__TASK BRIEF__
Please write out all the entries exactly, without the pictures.

*** Begin section ***

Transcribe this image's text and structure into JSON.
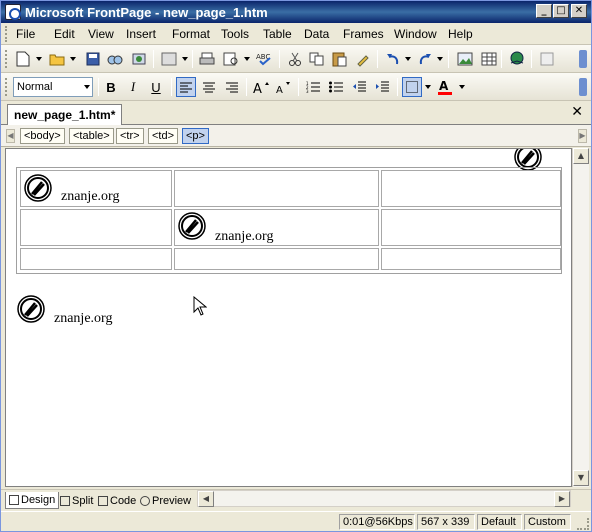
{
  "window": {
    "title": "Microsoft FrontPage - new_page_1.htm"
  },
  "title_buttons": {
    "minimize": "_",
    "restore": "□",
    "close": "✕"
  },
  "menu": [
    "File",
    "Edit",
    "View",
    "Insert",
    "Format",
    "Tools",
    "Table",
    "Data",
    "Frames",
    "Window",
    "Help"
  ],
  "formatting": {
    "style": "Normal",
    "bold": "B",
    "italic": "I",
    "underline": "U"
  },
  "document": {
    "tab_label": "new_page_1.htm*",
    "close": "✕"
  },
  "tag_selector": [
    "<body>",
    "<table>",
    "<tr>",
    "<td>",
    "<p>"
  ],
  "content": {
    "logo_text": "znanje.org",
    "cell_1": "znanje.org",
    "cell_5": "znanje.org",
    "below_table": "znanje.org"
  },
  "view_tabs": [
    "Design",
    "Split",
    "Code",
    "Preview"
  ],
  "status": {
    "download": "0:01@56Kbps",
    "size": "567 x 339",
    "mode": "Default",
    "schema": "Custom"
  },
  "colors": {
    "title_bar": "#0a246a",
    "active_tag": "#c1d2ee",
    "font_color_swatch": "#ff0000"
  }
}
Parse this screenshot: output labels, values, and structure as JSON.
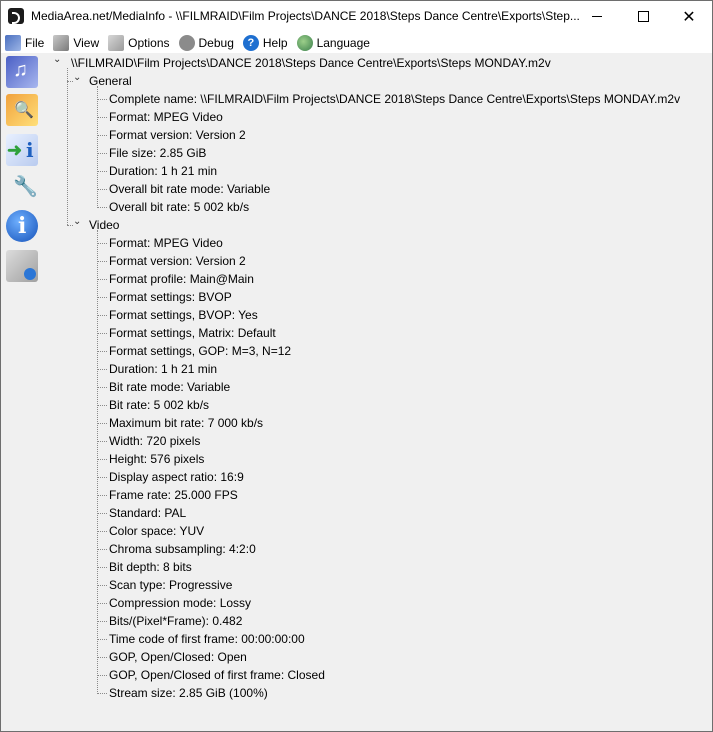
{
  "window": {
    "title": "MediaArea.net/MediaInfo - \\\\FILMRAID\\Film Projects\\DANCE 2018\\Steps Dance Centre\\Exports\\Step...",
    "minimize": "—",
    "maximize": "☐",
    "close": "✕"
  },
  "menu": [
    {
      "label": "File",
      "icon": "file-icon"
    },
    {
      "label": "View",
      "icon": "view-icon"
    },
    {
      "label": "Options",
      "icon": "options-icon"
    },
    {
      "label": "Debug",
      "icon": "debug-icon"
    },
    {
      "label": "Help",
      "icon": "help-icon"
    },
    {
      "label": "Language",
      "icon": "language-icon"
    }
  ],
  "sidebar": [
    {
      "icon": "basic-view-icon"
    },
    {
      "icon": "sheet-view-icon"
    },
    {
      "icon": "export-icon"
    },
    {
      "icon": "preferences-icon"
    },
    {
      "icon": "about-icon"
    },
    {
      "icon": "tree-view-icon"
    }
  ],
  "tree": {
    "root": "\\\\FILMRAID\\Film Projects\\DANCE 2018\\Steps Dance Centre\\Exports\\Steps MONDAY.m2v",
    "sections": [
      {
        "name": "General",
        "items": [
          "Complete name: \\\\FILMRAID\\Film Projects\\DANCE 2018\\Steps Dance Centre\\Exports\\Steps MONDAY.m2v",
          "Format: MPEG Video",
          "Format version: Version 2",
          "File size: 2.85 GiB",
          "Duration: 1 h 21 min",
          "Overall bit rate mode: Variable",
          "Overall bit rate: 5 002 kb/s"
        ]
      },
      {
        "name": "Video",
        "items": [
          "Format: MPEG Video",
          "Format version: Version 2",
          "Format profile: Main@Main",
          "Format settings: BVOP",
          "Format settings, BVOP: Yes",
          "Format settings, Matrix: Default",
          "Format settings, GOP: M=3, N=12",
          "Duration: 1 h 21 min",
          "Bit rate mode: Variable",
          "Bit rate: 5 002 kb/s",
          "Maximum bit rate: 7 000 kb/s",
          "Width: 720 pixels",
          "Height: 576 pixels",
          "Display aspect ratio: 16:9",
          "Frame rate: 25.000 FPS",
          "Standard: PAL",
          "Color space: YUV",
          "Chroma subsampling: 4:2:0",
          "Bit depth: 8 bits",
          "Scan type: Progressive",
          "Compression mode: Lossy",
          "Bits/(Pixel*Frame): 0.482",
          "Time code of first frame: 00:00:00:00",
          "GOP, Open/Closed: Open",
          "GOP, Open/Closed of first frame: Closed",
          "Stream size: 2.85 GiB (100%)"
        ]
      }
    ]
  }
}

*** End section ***

__ANSWER SECTION__
Transcribe this image's text and structure into JSON.
{
  "window": {
    "title": "Microsoft FrontPage - new_page_1.htm"
  },
  "title_buttons": {
    "minimize": "_",
    "restore": "□",
    "close": "✕"
  },
  "menu": [
    "File",
    "Edit",
    "View",
    "Insert",
    "Format",
    "Tools",
    "Table",
    "Data",
    "Frames",
    "Window",
    "Help"
  ],
  "formatting": {
    "style": "Normal",
    "bold": "B",
    "italic": "I",
    "underline": "U"
  },
  "document": {
    "tab_label": "new_page_1.htm*",
    "close": "✕"
  },
  "tag_selector": [
    "<body>",
    "<table>",
    "<tr>",
    "<td>",
    "<p>"
  ],
  "content": {
    "logo_text": "znanje.org",
    "cell_1": "znanje.org",
    "cell_5": "znanje.org",
    "below_table": "znanje.org"
  },
  "view_tabs": [
    "Design",
    "Split",
    "Code",
    "Preview"
  ],
  "status": {
    "download": "0:01@56Kbps",
    "size": "567 x 339",
    "mode": "Default",
    "schema": "Custom"
  },
  "colors": {
    "title_bar": "#0a246a",
    "active_tag": "#c1d2ee",
    "font_color_swatch": "#ff0000"
  }
}
Parse this screenshot: output labels, values, and structure as JSON.
{
  "window": {
    "title": "MediaArea.net/MediaInfo - \\\\FILMRAID\\Film Projects\\DANCE 2018\\Steps Dance Centre\\Exports\\Step...",
    "minimize": "—",
    "maximize": "☐",
    "close": "✕"
  },
  "menu": [
    {
      "label": "File",
      "icon": "file-icon"
    },
    {
      "label": "View",
      "icon": "view-icon"
    },
    {
      "label": "Options",
      "icon": "options-icon"
    },
    {
      "label": "Debug",
      "icon": "debug-icon"
    },
    {
      "label": "Help",
      "icon": "help-icon"
    },
    {
      "label": "Language",
      "icon": "language-icon"
    }
  ],
  "sidebar": [
    {
      "icon": "basic-view-icon"
    },
    {
      "icon": "sheet-view-icon"
    },
    {
      "icon": "export-icon"
    },
    {
      "icon": "preferences-icon"
    },
    {
      "icon": "about-icon"
    },
    {
      "icon": "tree-view-icon"
    }
  ],
  "tree": {
    "root": "\\\\FILMRAID\\Film Projects\\DANCE 2018\\Steps Dance Centre\\Exports\\Steps MONDAY.m2v",
    "sections": [
      {
        "name": "General",
        "items": [
          "Complete name: \\\\FILMRAID\\Film Projects\\DANCE 2018\\Steps Dance Centre\\Exports\\Steps MONDAY.m2v",
          "Format: MPEG Video",
          "Format version: Version 2",
          "File size: 2.85 GiB",
          "Duration: 1 h 21 min",
          "Overall bit rate mode: Variable",
          "Overall bit rate: 5 002 kb/s"
        ]
      },
      {
        "name": "Video",
        "items": [
          "Format: MPEG Video",
          "Format version: Version 2",
          "Format profile: Main@Main",
          "Format settings: BVOP",
          "Format settings, BVOP: Yes",
          "Format settings, Matrix: Default",
          "Format settings, GOP: M=3, N=12",
          "Duration: 1 h 21 min",
          "Bit rate mode: Variable",
          "Bit rate: 5 002 kb/s",
          "Maximum bit rate: 7 000 kb/s",
          "Width: 720 pixels",
          "Height: 576 pixels",
          "Display aspect ratio: 16:9",
          "Frame rate: 25.000 FPS",
          "Standard: PAL",
          "Color space: YUV",
          "Chroma subsampling: 4:2:0",
          "Bit depth: 8 bits",
          "Scan type: Progressive",
          "Compression mode: Lossy",
          "Bits/(Pixel*Frame): 0.482",
          "Time code of first frame: 00:00:00:00",
          "GOP, Open/Closed: Open",
          "GOP, Open/Closed of first frame: Closed",
          "Stream size: 2.85 GiB (100%)"
        ]
      }
    ]
  }
}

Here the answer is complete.